■ **Assignment**
When you reproduce the listing, keep every word as it is and drop the pictures.

■ **Supplied information**

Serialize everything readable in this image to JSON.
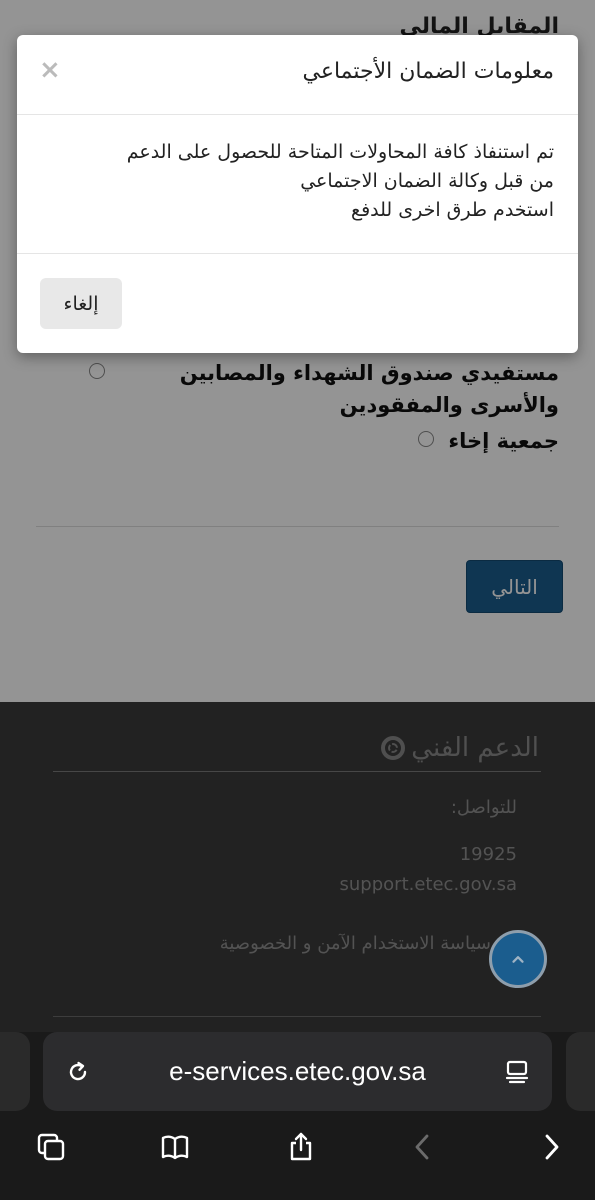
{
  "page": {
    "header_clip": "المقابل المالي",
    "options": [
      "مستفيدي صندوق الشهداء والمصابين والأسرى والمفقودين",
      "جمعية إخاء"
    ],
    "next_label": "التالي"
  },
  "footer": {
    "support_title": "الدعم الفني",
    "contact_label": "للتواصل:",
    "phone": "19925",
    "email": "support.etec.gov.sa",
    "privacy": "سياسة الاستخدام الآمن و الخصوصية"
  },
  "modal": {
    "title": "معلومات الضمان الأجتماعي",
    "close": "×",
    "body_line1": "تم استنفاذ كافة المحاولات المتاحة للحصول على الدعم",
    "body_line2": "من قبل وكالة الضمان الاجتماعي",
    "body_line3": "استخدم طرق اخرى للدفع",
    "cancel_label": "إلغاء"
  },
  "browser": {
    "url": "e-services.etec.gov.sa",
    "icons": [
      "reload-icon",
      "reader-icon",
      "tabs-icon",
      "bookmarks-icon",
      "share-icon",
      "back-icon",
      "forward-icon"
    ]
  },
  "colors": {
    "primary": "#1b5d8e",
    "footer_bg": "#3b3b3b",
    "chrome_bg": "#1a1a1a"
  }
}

■ **Expected output**
Serialize everything readable in this image to JSON.
{
  "page": {
    "header_clip": "المقابل المالي",
    "options": [
      "مستفيدي صندوق الشهداء والمصابين والأسرى والمفقودين",
      "جمعية إخاء"
    ],
    "next_label": "التالي"
  },
  "footer": {
    "support_title": "الدعم الفني",
    "contact_label": "للتواصل:",
    "phone": "19925",
    "email": "support.etec.gov.sa",
    "privacy": "سياسة الاستخدام الآمن و الخصوصية"
  },
  "modal": {
    "title": "معلومات الضمان الأجتماعي",
    "close": "×",
    "body_line1": "تم استنفاذ كافة المحاولات المتاحة للحصول على الدعم",
    "body_line2": "من قبل وكالة الضمان الاجتماعي",
    "body_line3": "استخدم طرق اخرى للدفع",
    "cancel_label": "إلغاء"
  },
  "browser": {
    "url": "e-services.etec.gov.sa",
    "icons": [
      "reload-icon",
      "reader-icon",
      "tabs-icon",
      "bookmarks-icon",
      "share-icon",
      "back-icon",
      "forward-icon"
    ]
  },
  "colors": {
    "primary": "#1b5d8e",
    "footer_bg": "#3b3b3b",
    "chrome_bg": "#1a1a1a"
  }
}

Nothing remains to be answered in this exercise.